### [WORK ORDER]
Each and every line below goes into your answer unchanged, but leave out the images.
==== DATA RECORDS
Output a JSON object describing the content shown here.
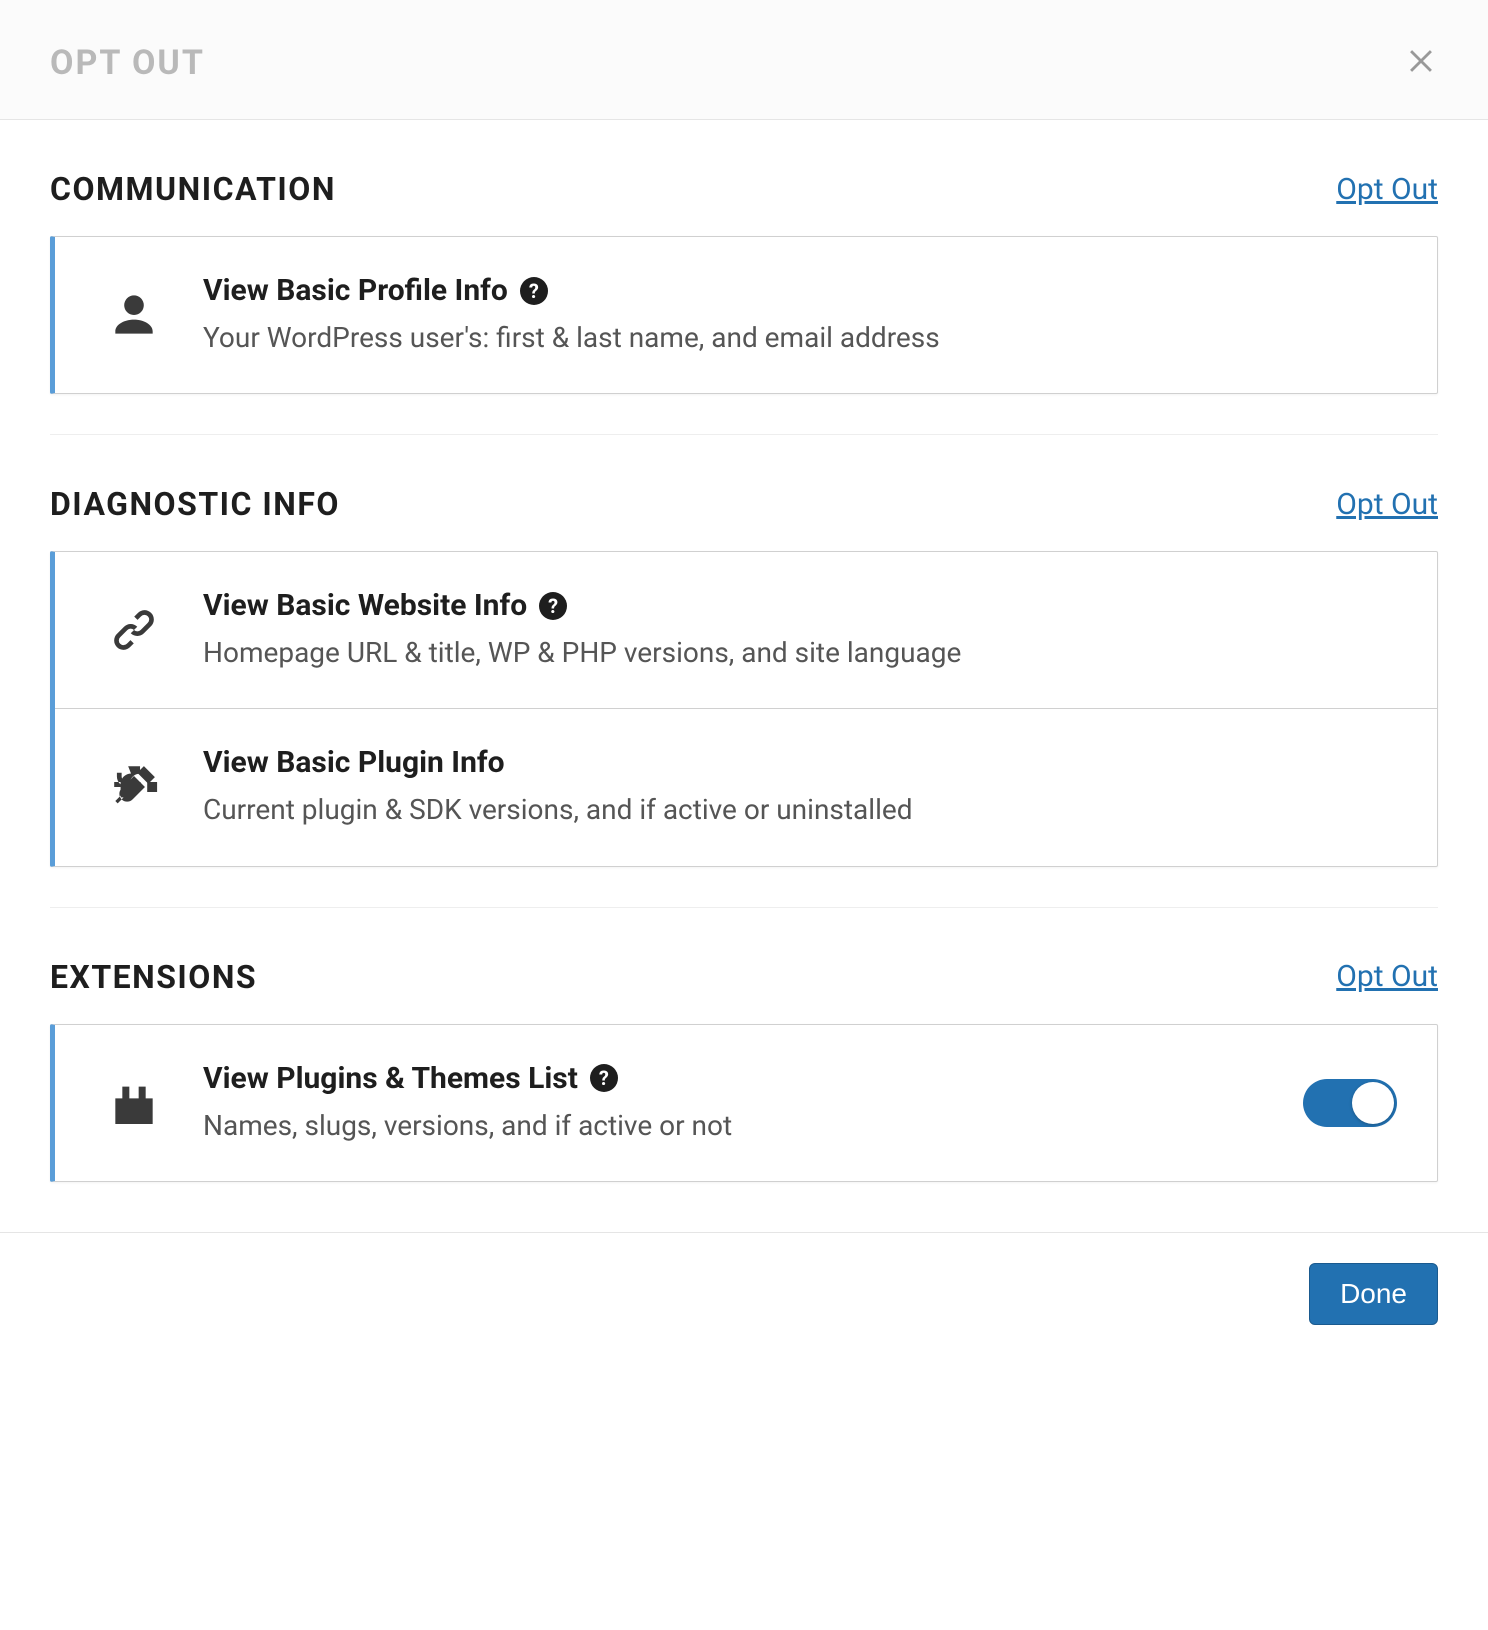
{
  "modal": {
    "title": "OPT OUT",
    "doneLabel": "Done"
  },
  "sections": {
    "communication": {
      "title": "COMMUNICATION",
      "optOutLabel": "Opt Out",
      "items": [
        {
          "title": "View Basic Profile Info",
          "desc": "Your WordPress user's: first & last name, and email address",
          "icon": "user-icon",
          "hasHelp": true
        }
      ]
    },
    "diagnostic": {
      "title": "DIAGNOSTIC INFO",
      "optOutLabel": "Opt Out",
      "items": [
        {
          "title": "View Basic Website Info",
          "desc": "Homepage URL & title, WP & PHP versions, and site language",
          "icon": "link-icon",
          "hasHelp": true
        },
        {
          "title": "View Basic Plugin Info",
          "desc": "Current plugin & SDK versions, and if active or uninstalled",
          "icon": "plug-icon",
          "hasHelp": false
        }
      ]
    },
    "extensions": {
      "title": "EXTENSIONS",
      "optOutLabel": "Opt Out",
      "items": [
        {
          "title": "View Plugins & Themes List",
          "desc": "Names, slugs, versions, and if active or not",
          "icon": "plugins-icon",
          "hasHelp": true,
          "toggle": true
        }
      ]
    }
  },
  "colors": {
    "accent": "#2271b1",
    "cardBorderAccent": "#5a9dd8"
  }
}
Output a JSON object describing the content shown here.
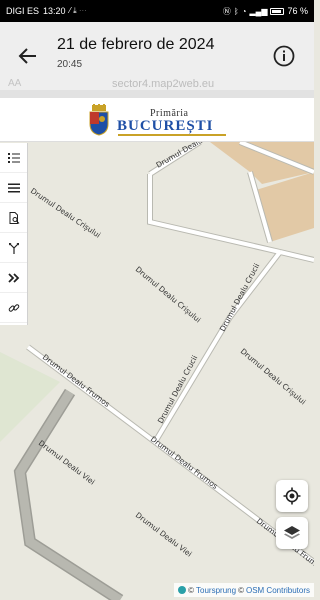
{
  "status_bar": {
    "carrier": "DIGI ES",
    "time": "13:20",
    "battery": "76 %"
  },
  "header": {
    "title": "21 de febrero de 2024",
    "subtitle": "20:45",
    "ghost_url": "sector4.map2web.eu",
    "ghost_aa": "AA"
  },
  "banner": {
    "primaria": "Primăria",
    "city": "BUCUREȘTI"
  },
  "sidebar": {
    "items": [
      {
        "name": "legend-icon"
      },
      {
        "name": "menu-icon"
      },
      {
        "name": "document-search-icon"
      },
      {
        "name": "route-icon"
      },
      {
        "name": "chevrons-right-icon"
      },
      {
        "name": "link-icon"
      }
    ]
  },
  "map": {
    "roads": [
      {
        "label": "Drumul Dealu Cri"
      },
      {
        "label": "Drumul Dealu Crișului"
      },
      {
        "label": "Drumul Dealu Crișului"
      },
      {
        "label": "Drumul Dealu Crișului"
      },
      {
        "label": "Drumul Dealu Crucii"
      },
      {
        "label": "Drumul Dealu Crucii"
      },
      {
        "label": "Drumul Dealu Frumos"
      },
      {
        "label": "Drumul Dealu Frumos"
      },
      {
        "label": "Drumul Dealu Frumos"
      },
      {
        "label": "Drumul Dealu Viei"
      },
      {
        "label": "Drumul Dealu Viei"
      }
    ]
  },
  "controls": {
    "locate": "locate-icon",
    "layers": "layers-icon"
  },
  "attribution": {
    "copyright1": "©",
    "link1": "Toursprung",
    "copyright2": "©",
    "link2": "OSM Contributors"
  },
  "colors": {
    "map_bg": "#e9e8df",
    "road": "#ffffff",
    "road_casing": "#b9b9b1",
    "building": "#e2c9a6",
    "park": "#d7e3c6",
    "accent": "#1e4fa6"
  }
}
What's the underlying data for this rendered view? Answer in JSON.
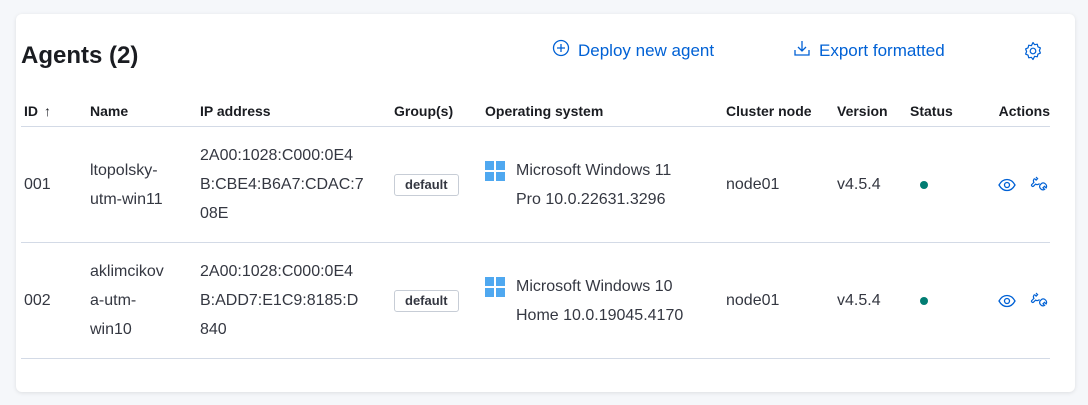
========
### [ANSWER FOR THIS EXERCISE]
Output a JSON object describing the content shown here.
{
  "modal": {
    "title": "OPT OUT",
    "doneLabel": "Done"
  },
  "sections": {
    "communication": {
      "title": "COMMUNICATION",
      "optOutLabel": "Opt Out",
      "items": [
        {
          "title": "View Basic Profile Info",
          "desc": "Your WordPress user's: first & last name, and email address",
          "icon": "user-icon",
          "hasHelp": true
        }
      ]
    },
    "diagnostic": {
      "title": "DIAGNOSTIC INFO",
      "optOutLabel": "Opt Out",
      "items": [
        {
          "title": "View Basic Website Info",
          "desc": "Homepage URL & title, WP & PHP versions, and site language",
          "icon": "link-icon",
          "hasHelp": true
        },
        {
          "title": "View Basic Plugin Info",
          "desc": "Current plugin & SDK versions, and if active or uninstalled",
          "icon": "plug-icon",
          "hasHelp": false
        }
      ]
    },
    "extensions": {
      "title": "EXTENSIONS",
      "optOutLabel": "Opt Out",
      "items": [
        {
          "title": "View Plugins & Themes List",
          "desc": "Names, slugs, versions, and if active or not",
          "icon": "plugins-icon",
          "hasHelp": true,
          "toggle": true
        }
      ]
    }
  },
  "colors": {
    "accent": "#2271b1",
    "cardBorderAccent": "#5a9dd8"
  }
}
Output a JSON object describing the content shown here.
{
  "status_bar": {
    "carrier": "DIGI ES",
    "time": "13:20",
    "battery": "76 %"
  },
  "header": {
    "title": "21 de febrero de 2024",
    "subtitle": "20:45",
    "ghost_url": "sector4.map2web.eu",
    "ghost_aa": "AA"
  },
  "banner": {
    "primaria": "Primăria",
    "city": "BUCUREȘTI"
  },
  "sidebar": {
    "items": [
      {
        "name": "legend-icon"
      },
      {
        "name": "menu-icon"
      },
      {
        "name": "document-search-icon"
      },
      {
        "name": "route-icon"
      },
      {
        "name": "chevrons-right-icon"
      },
      {
        "name": "link-icon"
      }
    ]
  },
  "map": {
    "roads": [
      {
        "label": "Drumul Dealu Cri"
      },
      {
        "label": "Drumul Dealu Crișului"
      },
      {
        "label": "Drumul Dealu Crișului"
      },
      {
        "label": "Drumul Dealu Crișului"
      },
      {
        "label": "Drumul Dealu Crucii"
      },
      {
        "label": "Drumul Dealu Crucii"
      },
      {
        "label": "Drumul Dealu Frumos"
      },
      {
        "label": "Drumul Dealu Frumos"
      },
      {
        "label": "Drumul Dealu Frumos"
      },
      {
        "label": "Drumul Dealu Viei"
      },
      {
        "label": "Drumul Dealu Viei"
      }
    ]
  },
  "controls": {
    "locate": "locate-icon",
    "layers": "layers-icon"
  },
  "attribution": {
    "copyright1": "©",
    "link1": "Toursprung",
    "copyright2": "©",
    "link2": "OSM Contributors"
  },
  "colors": {
    "map_bg": "#e9e8df",
    "road": "#ffffff",
    "road_casing": "#b9b9b1",
    "building": "#e2c9a6",
    "park": "#d7e3c6",
    "accent": "#1e4fa6"
  }
}
What's the underlying data for this rendered view? Answer in JSON.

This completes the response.